- **WHAT YOU WILL DO**
Reproduce only the lines that begin at the line with "What data populates" and run to the end of the entries; omit every picture.

- **Website and app data records**
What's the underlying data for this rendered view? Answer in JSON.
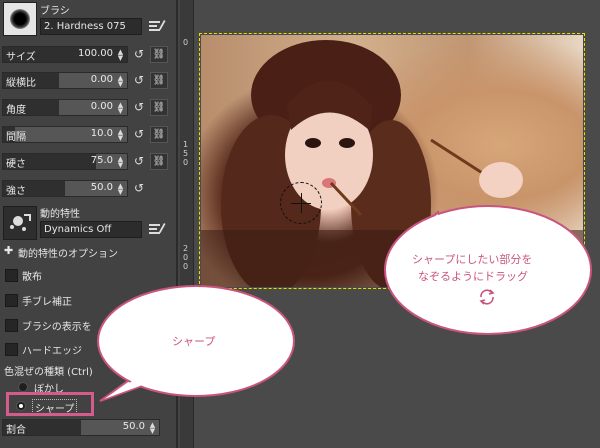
{
  "brush": {
    "title": "ブラシ",
    "name": "2. Hardness 075"
  },
  "options": [
    {
      "label": "サイズ",
      "value": "100.00",
      "fill": 1.0,
      "chain": true
    },
    {
      "label": "縦横比",
      "value": "0.00",
      "fill": 0.45,
      "chain": true
    },
    {
      "label": "角度",
      "value": "0.00",
      "fill": 0.45,
      "chain": true
    },
    {
      "label": "間隔",
      "value": "10.0",
      "fill": 0.1,
      "chain": true
    },
    {
      "label": "硬さ",
      "value": "75.0",
      "fill": 0.75,
      "chain": true
    },
    {
      "label": "強さ",
      "value": "50.0",
      "fill": 0.5,
      "chain": false
    }
  ],
  "dynamics": {
    "title": "動的特性",
    "name": "Dynamics Off",
    "options_label": "動的特性のオプション"
  },
  "checks": [
    {
      "label": "散布"
    },
    {
      "label": "手ブレ補正"
    },
    {
      "label": "ブラシの表示を"
    },
    {
      "label": "ハードエッジ"
    }
  ],
  "blur_type": {
    "label": "色混ぜの種類 (Ctrl)",
    "options": [
      {
        "label": "ぼかし",
        "selected": false
      },
      {
        "label": "シャープ",
        "selected": true
      }
    ]
  },
  "rate": {
    "label": "割合",
    "value": "50.0",
    "fill": 0.5
  },
  "ruler": {
    "marks": [
      "0",
      "1",
      "5",
      "0",
      "2",
      "0",
      "0",
      "2",
      "5",
      "0"
    ]
  },
  "annotations": {
    "canvas_note_line1": "シャープにしたい部分を",
    "canvas_note_line2": "なぞるようにドラッグ",
    "panel_note": "シャープ"
  },
  "colors": {
    "accent": "#c9557f",
    "selection": "#e8e000",
    "highlight": "#d35c8c"
  }
}
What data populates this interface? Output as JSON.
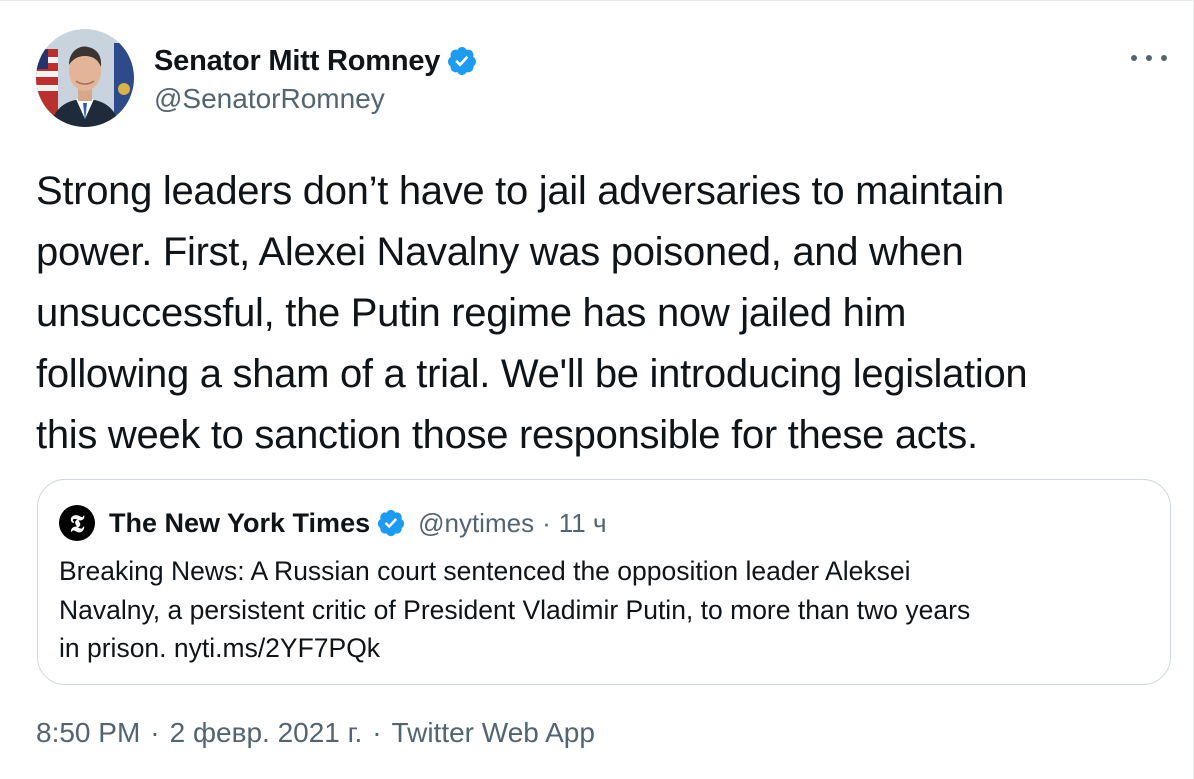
{
  "author": {
    "display_name": "Senator Mitt Romney",
    "handle": "@SenatorRomney",
    "verified": true,
    "avatar_icon": "profile-photo"
  },
  "tweet": {
    "text": "Strong leaders don’t have to jail adversaries to maintain\npower. First, Alexei Navalny was poisoned, and when\nunsuccessful, the Putin regime has now jailed him\nfollowing a sham of a trial. We'll be introducing legislation\nthis week to sanction those responsible for these acts."
  },
  "quoted_tweet": {
    "avatar_glyph": "𝕿",
    "display_name": "The New York Times",
    "handle": "@nytimes",
    "separator": "·",
    "time": "11 ч",
    "text_line1": "Breaking News: A Russian court sentenced the opposition leader Aleksei",
    "text_line2": "Navalny, a persistent critic of President Vladimir Putin, to more than two years",
    "text_line3_prefix": "in prison. ",
    "link": "nyti.ms/2YF7PQk"
  },
  "meta": {
    "time": "8:50 PM",
    "separator": "·",
    "date": "2 февр. 2021 г.",
    "source": "Twitter Web App"
  },
  "colors": {
    "verified_blue": "#1d9bf0",
    "secondary_text": "#536471",
    "primary_text": "#0f1419",
    "border": "#cfd9de"
  },
  "icons": {
    "more": "more-horizontal-icon",
    "verified": "verified-badge-icon"
  }
}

- **THE ANSWER**
What data populates this interface? Output as JSON.
{
  "author": {
    "display_name": "Senator Mitt Romney",
    "handle": "@SenatorRomney",
    "verified": true,
    "avatar_icon": "profile-photo"
  },
  "tweet": {
    "text": "Strong leaders don’t have to jail adversaries to maintain\npower. First, Alexei Navalny was poisoned, and when\nunsuccessful, the Putin regime has now jailed him\nfollowing a sham of a trial. We'll be introducing legislation\nthis week to sanction those responsible for these acts."
  },
  "quoted_tweet": {
    "avatar_glyph": "𝕿",
    "display_name": "The New York Times",
    "handle": "@nytimes",
    "separator": "·",
    "time": "11 ч",
    "text_line1": "Breaking News: A Russian court sentenced the opposition leader Aleksei",
    "text_line2": "Navalny, a persistent critic of President Vladimir Putin, to more than two years",
    "text_line3_prefix": "in prison. ",
    "link": "nyti.ms/2YF7PQk"
  },
  "meta": {
    "time": "8:50 PM",
    "separator": "·",
    "date": "2 февр. 2021 г.",
    "source": "Twitter Web App"
  },
  "colors": {
    "verified_blue": "#1d9bf0",
    "secondary_text": "#536471",
    "primary_text": "#0f1419",
    "border": "#cfd9de"
  },
  "icons": {
    "more": "more-horizontal-icon",
    "verified": "verified-badge-icon"
  }
}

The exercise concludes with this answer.